> _TASK PROMPT_
All of the data that follows is to be written out exactly, with images excluded.
▬▬▬
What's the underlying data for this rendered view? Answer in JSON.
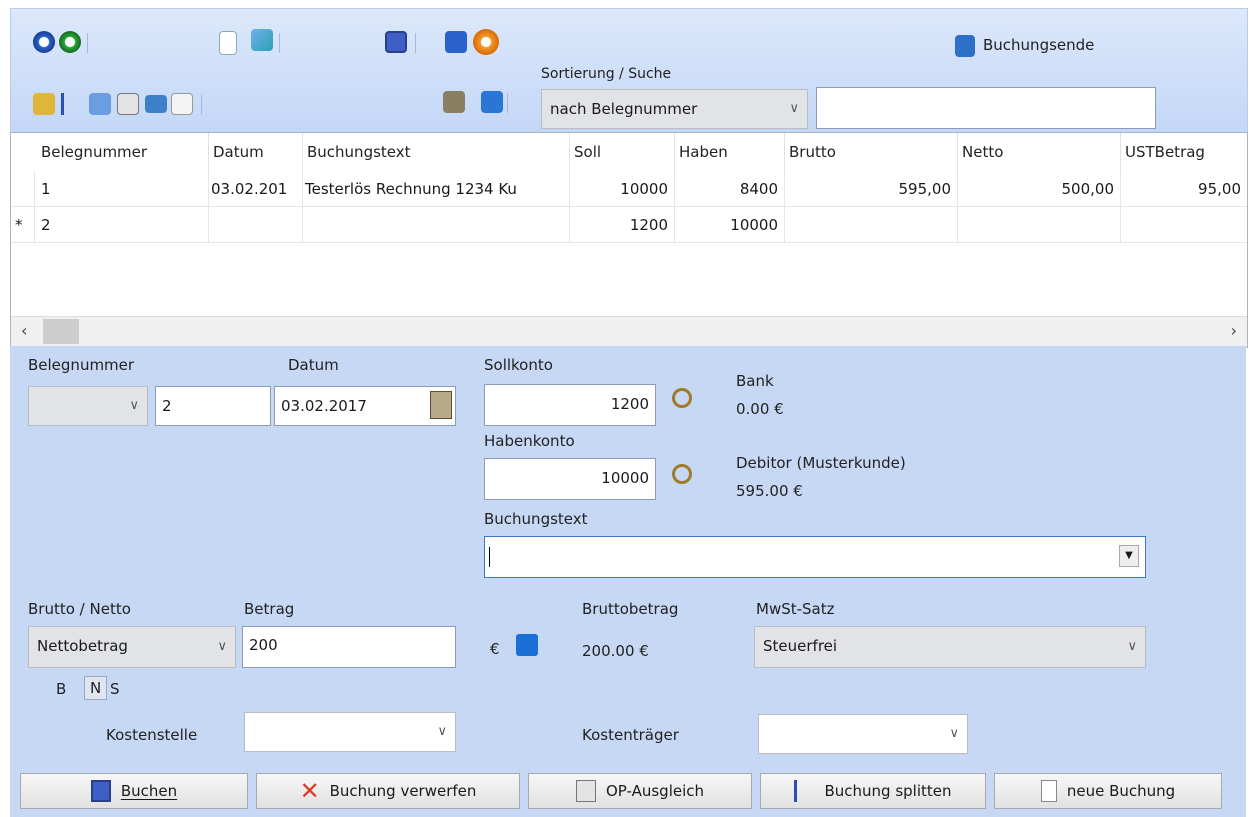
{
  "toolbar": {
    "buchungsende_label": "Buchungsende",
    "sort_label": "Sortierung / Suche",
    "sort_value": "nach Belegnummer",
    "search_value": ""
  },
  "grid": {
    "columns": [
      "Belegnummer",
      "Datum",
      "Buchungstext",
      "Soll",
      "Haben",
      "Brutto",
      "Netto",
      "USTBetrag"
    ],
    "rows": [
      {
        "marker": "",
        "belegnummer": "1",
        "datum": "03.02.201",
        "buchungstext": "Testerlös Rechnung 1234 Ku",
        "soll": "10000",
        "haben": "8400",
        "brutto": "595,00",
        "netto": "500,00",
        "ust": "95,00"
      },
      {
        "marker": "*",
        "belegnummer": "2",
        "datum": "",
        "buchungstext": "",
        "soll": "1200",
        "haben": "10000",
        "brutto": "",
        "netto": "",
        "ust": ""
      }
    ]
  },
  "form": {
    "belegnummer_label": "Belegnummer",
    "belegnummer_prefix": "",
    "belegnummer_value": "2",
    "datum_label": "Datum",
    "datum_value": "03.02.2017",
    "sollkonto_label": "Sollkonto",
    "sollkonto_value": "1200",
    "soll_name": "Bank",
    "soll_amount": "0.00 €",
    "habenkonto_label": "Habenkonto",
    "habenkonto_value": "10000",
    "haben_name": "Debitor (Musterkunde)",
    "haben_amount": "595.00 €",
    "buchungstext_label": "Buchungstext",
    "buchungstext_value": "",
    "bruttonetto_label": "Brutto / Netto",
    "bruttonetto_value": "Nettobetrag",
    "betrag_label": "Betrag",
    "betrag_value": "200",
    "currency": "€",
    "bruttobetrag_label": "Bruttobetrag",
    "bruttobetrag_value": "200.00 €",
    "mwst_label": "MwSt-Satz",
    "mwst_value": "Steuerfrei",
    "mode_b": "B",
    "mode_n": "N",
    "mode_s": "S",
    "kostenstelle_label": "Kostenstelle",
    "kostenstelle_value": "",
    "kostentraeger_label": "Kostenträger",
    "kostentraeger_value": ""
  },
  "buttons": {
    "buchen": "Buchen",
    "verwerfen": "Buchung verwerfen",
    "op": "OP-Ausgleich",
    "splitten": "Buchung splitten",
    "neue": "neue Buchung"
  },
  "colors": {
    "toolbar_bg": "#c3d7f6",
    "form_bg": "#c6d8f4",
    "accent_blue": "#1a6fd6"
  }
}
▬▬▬
> _ANSWER SPACE_
What's the underlying data for this rendered view? Answer in JSON.
{
  "toolbar": {
    "buchungsende_label": "Buchungsende",
    "sort_label": "Sortierung / Suche",
    "sort_value": "nach Belegnummer",
    "search_value": ""
  },
  "grid": {
    "columns": [
      "Belegnummer",
      "Datum",
      "Buchungstext",
      "Soll",
      "Haben",
      "Brutto",
      "Netto",
      "USTBetrag"
    ],
    "rows": [
      {
        "marker": "",
        "belegnummer": "1",
        "datum": "03.02.201",
        "buchungstext": "Testerlös Rechnung 1234 Ku",
        "soll": "10000",
        "haben": "8400",
        "brutto": "595,00",
        "netto": "500,00",
        "ust": "95,00"
      },
      {
        "marker": "*",
        "belegnummer": "2",
        "datum": "",
        "buchungstext": "",
        "soll": "1200",
        "haben": "10000",
        "brutto": "",
        "netto": "",
        "ust": ""
      }
    ]
  },
  "form": {
    "belegnummer_label": "Belegnummer",
    "belegnummer_prefix": "",
    "belegnummer_value": "2",
    "datum_label": "Datum",
    "datum_value": "03.02.2017",
    "sollkonto_label": "Sollkonto",
    "sollkonto_value": "1200",
    "soll_name": "Bank",
    "soll_amount": "0.00 €",
    "habenkonto_label": "Habenkonto",
    "habenkonto_value": "10000",
    "haben_name": "Debitor (Musterkunde)",
    "haben_amount": "595.00 €",
    "buchungstext_label": "Buchungstext",
    "buchungstext_value": "",
    "bruttonetto_label": "Brutto / Netto",
    "bruttonetto_value": "Nettobetrag",
    "betrag_label": "Betrag",
    "betrag_value": "200",
    "currency": "€",
    "bruttobetrag_label": "Bruttobetrag",
    "bruttobetrag_value": "200.00 €",
    "mwst_label": "MwSt-Satz",
    "mwst_value": "Steuerfrei",
    "mode_b": "B",
    "mode_n": "N",
    "mode_s": "S",
    "kostenstelle_label": "Kostenstelle",
    "kostenstelle_value": "",
    "kostentraeger_label": "Kostenträger",
    "kostentraeger_value": ""
  },
  "buttons": {
    "buchen": "Buchen",
    "verwerfen": "Buchung verwerfen",
    "op": "OP-Ausgleich",
    "splitten": "Buchung splitten",
    "neue": "neue Buchung"
  },
  "colors": {
    "toolbar_bg": "#c3d7f6",
    "form_bg": "#c6d8f4",
    "accent_blue": "#1a6fd6"
  }
}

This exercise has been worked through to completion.